On our November 29th 2009 show, we are going to have an interview with a man who is trying to set up an arcade museum here in Toronto. I won’t spoil the interview at all, but at the same time I have a small taste of the future(past) for you. About a week ago I had a chance to check out a couple of his museum pieces and it took my breath away.
To speak plainly, the history I experienced that night was beyond words. From the second I stepped into the room with these pieces, I felt like I had stepped back in time. Back even further then the creation of Galaxy Game. My trip officially started in the 1930s when I saw this piece, from that time, called “Peppy the Musical Clown.”
At one point in time, this piece of history would have let young children create their own musical performances by using the 4 blacks buttons that you see built into the front of the counter. Each button is used to manipulate an arm or a leg on the clown, and by doing so you could make the doll dance.
From there I stepped 4 feet to my right, and about 40 years forward in time to find this wonderful beast called Jet Rocket (released by Sega in 1970) standing before me.
Just like the Transformers, there is more to Jet Rocket than meets the eye. At first glance I mistook it for a early video arcade machine. However, this machine is like the magic show at your local shady bar. Instead of a video monitor, it uses lights and mirrors to entertain. It also has a giant carpet of blue, green and white carpet on a powered belt system that it uses as a map. When activated, the map would move in such a way that it would give you the impression that you were flying above a coastal town or city.
Sadly, I wasn’t able to see this beast in action; but from what I could understand of it, you would play as a bomber pilot and by using lights and mirrors the cabinet could show you targets on the ground to attack and the bombs/missiles you were firing.
Here is a picture of that blue, green and white map, and the powered belt system it rests on.
Now if you’re tastes lean towards having actual VIDEO in your games, then there was plenty to enjoy. Everyone probably remembers a cocktail table or two from their college years, and there were plenty of games loaded onto the 6 cocktail tables that were present that night.
And, if you were ever in an arcade in the 80′s, then you’ll probably remember Sinistar. However, the same can be said if you’ve bought the Williams Arcade’s Greatest Hits, or any of the Midway Greatest hits collections (which is actually how I first played Sinistar). It’s not a hard game to find today, but in a world of XBLs, Playstation Stores, and Wii-wares it is easy to forget the simple thrill of having a cabinet in front of you and people you can impress behind you. However, I probably should mention that my Sinistar skills impressed no one that night.

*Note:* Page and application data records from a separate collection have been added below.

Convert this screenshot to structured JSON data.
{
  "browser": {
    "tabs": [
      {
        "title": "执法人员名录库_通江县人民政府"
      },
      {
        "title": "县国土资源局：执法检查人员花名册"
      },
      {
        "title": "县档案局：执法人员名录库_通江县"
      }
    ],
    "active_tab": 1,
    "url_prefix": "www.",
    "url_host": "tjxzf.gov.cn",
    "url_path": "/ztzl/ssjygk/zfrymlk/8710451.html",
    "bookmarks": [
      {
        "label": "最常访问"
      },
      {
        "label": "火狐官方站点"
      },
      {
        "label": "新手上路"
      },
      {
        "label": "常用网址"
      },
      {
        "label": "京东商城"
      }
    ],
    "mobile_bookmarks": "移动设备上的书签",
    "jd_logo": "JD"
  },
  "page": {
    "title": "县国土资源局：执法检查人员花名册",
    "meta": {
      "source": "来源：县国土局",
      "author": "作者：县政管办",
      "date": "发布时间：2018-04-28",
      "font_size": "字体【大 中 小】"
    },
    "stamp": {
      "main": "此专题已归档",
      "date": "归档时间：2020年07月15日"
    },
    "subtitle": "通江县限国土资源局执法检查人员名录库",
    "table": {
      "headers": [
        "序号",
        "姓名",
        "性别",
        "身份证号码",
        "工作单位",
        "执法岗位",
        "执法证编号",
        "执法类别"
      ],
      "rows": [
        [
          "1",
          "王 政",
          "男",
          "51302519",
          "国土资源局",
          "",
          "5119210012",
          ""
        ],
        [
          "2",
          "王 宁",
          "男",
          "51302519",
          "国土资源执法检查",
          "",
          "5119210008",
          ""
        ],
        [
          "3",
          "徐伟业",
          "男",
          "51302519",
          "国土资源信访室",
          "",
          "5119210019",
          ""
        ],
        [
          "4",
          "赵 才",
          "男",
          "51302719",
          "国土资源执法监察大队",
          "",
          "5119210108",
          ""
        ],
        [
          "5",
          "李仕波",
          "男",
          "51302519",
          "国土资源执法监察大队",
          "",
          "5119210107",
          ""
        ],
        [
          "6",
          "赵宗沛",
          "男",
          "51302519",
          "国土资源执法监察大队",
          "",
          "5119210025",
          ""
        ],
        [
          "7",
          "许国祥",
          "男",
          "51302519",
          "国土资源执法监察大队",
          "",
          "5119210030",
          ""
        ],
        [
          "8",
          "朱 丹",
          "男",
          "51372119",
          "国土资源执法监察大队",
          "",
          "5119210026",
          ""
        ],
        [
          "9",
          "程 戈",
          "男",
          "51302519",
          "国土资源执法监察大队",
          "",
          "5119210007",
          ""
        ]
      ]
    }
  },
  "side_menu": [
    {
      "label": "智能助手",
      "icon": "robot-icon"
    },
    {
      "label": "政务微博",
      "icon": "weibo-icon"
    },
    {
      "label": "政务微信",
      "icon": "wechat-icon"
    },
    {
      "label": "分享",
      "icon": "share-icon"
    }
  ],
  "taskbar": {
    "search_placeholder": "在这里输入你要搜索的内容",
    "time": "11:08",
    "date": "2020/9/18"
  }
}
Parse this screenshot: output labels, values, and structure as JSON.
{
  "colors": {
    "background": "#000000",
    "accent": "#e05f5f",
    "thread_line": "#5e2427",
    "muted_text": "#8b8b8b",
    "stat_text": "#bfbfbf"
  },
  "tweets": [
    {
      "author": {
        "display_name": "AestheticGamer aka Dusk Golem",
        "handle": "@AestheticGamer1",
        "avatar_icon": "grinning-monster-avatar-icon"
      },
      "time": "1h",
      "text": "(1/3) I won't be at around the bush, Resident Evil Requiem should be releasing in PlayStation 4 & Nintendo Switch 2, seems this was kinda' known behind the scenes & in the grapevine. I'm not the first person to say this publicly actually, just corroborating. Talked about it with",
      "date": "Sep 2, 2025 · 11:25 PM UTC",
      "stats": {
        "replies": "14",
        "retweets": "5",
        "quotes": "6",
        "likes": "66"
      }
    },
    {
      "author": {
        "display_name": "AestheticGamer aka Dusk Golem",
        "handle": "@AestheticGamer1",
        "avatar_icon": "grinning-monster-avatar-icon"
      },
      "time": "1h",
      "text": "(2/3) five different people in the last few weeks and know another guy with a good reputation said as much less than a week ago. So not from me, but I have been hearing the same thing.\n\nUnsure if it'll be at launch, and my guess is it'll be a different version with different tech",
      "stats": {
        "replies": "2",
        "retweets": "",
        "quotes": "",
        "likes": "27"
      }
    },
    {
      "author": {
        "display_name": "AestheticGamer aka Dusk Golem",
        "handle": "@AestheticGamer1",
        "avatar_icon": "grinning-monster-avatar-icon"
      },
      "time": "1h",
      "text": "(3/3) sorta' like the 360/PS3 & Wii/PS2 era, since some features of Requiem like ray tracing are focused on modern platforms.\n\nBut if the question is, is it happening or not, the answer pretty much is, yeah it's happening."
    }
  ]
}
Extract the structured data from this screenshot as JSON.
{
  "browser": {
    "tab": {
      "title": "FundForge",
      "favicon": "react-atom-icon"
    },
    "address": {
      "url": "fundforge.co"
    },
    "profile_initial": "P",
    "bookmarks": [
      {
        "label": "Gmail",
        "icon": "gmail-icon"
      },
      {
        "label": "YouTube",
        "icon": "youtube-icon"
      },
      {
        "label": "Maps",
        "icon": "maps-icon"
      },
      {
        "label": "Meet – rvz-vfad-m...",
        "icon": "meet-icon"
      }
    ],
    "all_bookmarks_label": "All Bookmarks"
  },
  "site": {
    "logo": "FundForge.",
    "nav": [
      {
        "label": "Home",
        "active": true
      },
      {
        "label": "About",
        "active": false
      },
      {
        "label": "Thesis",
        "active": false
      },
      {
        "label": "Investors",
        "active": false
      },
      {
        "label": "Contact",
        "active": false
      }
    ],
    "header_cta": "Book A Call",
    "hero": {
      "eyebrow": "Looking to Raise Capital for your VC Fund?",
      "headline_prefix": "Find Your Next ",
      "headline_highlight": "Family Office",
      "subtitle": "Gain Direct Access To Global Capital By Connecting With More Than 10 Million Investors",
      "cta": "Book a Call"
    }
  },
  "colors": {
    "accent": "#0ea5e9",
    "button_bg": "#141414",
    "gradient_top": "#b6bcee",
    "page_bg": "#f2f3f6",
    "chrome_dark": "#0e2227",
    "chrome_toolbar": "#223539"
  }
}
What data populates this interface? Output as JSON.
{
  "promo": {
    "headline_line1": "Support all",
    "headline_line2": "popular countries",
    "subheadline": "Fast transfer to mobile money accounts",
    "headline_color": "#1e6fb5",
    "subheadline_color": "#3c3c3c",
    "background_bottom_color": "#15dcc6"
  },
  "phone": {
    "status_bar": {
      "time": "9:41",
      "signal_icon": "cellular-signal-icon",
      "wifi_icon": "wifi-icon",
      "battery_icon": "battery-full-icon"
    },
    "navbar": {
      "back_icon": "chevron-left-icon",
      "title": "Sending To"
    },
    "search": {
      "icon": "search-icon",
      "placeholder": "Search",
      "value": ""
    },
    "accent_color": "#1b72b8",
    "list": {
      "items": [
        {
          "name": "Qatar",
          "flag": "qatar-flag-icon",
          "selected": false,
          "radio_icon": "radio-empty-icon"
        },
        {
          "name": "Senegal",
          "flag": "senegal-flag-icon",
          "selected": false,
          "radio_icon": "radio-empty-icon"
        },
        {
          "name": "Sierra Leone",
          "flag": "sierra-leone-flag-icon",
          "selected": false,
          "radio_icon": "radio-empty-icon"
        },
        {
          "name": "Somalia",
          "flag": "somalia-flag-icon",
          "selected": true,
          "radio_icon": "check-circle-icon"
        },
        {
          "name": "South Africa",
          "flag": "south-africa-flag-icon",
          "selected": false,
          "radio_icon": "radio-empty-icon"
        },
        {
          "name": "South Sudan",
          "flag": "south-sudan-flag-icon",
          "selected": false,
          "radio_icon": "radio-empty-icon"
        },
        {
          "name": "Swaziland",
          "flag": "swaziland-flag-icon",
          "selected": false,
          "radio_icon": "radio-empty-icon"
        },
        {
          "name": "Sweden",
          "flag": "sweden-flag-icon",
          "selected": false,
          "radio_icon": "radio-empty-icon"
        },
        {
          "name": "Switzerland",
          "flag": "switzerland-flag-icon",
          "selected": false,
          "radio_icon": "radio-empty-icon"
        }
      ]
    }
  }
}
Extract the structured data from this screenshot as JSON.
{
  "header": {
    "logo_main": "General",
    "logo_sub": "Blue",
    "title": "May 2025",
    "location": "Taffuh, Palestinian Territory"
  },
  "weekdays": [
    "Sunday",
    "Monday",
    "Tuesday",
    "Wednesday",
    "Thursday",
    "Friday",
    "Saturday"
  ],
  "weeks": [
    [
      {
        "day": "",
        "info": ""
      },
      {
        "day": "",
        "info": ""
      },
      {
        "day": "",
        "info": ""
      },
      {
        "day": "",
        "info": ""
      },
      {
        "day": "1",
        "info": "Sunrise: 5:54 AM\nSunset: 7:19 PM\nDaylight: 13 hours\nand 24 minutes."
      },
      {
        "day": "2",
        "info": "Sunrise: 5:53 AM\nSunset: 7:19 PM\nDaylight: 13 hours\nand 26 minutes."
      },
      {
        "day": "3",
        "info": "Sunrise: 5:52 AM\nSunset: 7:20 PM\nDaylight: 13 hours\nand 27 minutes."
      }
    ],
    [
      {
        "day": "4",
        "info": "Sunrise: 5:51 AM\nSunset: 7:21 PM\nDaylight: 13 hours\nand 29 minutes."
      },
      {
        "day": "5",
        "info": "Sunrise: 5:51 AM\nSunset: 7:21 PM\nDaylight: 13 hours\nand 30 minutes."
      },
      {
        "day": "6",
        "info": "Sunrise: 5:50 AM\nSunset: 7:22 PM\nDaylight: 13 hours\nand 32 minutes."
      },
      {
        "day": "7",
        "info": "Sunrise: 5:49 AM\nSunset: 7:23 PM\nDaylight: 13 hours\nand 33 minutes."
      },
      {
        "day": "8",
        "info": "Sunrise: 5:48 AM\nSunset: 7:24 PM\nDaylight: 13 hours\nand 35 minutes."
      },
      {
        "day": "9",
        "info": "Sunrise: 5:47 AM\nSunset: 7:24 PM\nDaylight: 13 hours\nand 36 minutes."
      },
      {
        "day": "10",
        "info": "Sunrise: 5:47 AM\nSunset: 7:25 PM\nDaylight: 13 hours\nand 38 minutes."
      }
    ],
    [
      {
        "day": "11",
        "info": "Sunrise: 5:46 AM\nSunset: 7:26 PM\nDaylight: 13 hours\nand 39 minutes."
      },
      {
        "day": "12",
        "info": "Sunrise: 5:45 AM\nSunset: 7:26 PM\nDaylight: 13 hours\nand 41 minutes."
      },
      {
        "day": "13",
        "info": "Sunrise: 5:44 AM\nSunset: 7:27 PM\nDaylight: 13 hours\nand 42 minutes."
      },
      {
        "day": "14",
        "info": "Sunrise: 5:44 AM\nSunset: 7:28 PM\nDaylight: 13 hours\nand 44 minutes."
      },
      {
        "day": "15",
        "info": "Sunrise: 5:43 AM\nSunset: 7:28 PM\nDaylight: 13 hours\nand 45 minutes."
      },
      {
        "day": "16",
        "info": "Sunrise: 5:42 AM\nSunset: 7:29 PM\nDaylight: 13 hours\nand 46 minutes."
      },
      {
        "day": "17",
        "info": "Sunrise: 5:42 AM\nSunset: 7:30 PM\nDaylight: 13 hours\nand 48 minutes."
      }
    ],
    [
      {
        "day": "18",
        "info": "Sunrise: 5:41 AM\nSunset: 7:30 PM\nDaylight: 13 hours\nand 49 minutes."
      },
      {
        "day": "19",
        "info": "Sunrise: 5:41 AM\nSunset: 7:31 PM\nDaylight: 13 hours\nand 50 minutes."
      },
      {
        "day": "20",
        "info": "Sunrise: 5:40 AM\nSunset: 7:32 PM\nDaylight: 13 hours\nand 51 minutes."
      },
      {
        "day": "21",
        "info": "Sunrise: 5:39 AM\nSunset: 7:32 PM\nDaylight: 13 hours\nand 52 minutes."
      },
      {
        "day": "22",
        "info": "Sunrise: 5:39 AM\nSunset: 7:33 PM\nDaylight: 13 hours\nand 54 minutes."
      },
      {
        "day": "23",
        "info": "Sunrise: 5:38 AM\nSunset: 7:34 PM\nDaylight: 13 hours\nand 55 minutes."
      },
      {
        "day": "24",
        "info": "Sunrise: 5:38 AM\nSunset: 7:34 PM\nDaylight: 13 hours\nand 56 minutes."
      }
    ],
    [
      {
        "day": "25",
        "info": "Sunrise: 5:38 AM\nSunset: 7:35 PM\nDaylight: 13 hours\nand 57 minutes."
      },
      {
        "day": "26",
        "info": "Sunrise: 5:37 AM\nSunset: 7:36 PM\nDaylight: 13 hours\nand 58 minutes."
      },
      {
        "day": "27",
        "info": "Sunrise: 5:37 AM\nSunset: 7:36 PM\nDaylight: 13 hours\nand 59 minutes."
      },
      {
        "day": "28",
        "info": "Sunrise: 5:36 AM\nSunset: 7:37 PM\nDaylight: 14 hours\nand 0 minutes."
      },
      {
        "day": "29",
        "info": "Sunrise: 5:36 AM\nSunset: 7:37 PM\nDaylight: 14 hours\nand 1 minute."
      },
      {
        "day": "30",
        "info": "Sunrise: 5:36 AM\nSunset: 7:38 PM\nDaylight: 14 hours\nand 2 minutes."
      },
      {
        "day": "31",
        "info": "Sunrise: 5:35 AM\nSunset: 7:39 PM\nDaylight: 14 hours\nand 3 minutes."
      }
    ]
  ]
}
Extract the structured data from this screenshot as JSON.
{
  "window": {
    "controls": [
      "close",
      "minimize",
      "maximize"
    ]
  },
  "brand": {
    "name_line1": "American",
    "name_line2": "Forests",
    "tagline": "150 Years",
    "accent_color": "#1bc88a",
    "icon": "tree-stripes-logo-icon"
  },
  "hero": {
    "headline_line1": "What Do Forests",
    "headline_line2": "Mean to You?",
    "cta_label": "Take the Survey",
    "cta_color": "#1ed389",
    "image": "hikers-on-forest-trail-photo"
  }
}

Luckily for me however, I can redeem myself by pointing out the fact that I was able to impress many using this fully functional Spy Hunter cabinet. This was MY game when I went to my local arcade (back before it closed); and I was glad to see that after 5 minutes of using it, everything about how to play it came back to me.
After that I took a look at this big blue submarine game. I am not going to lie; I have no idea what it does or how to play it. It was one of a handful of cabinets that were there were, but not operational.
An believe it or not (in a room full of video game enthusiasts who averaged in their late 20s) this was the hands down greatest hit of the night.
The easiest way for me to explain it, is to call it a pinball table that stands up. In the center of the below picture there are about 8 pieces of metal that would rest in a series of V shapes; and the basic idea this game is to manipulate those pieces, and use them to get a ball from the top to the bottom of the machine. However, if the ball went to far left or right, it would fall out of the playable area and you would lose. It was also the hardest game there. I don’t remember seeing anyone beat it that night.
This game also has some of the most inventive controls I have ever seen. While playing you would mostly use the red valve to move those metal V-shapes around. The silver arm on the left was used to call a ball forth at the start of the game, and the red key shaped thing was used to control some sort of arm at the bottom of the machine. I’m not sure how that one worked, because no one was able to get a ball far enough down the machine to use it.
Now if anyone was wondering, you too may one day have a chance to play such awesome pieces of video game history. The arcade museum does not exist yet; however, it could soon. If you want to know more about this then make sure to check out or show/podcast for Sunday, November 29th, 2009 as we’ll interview the man behind the push for an arcade museum.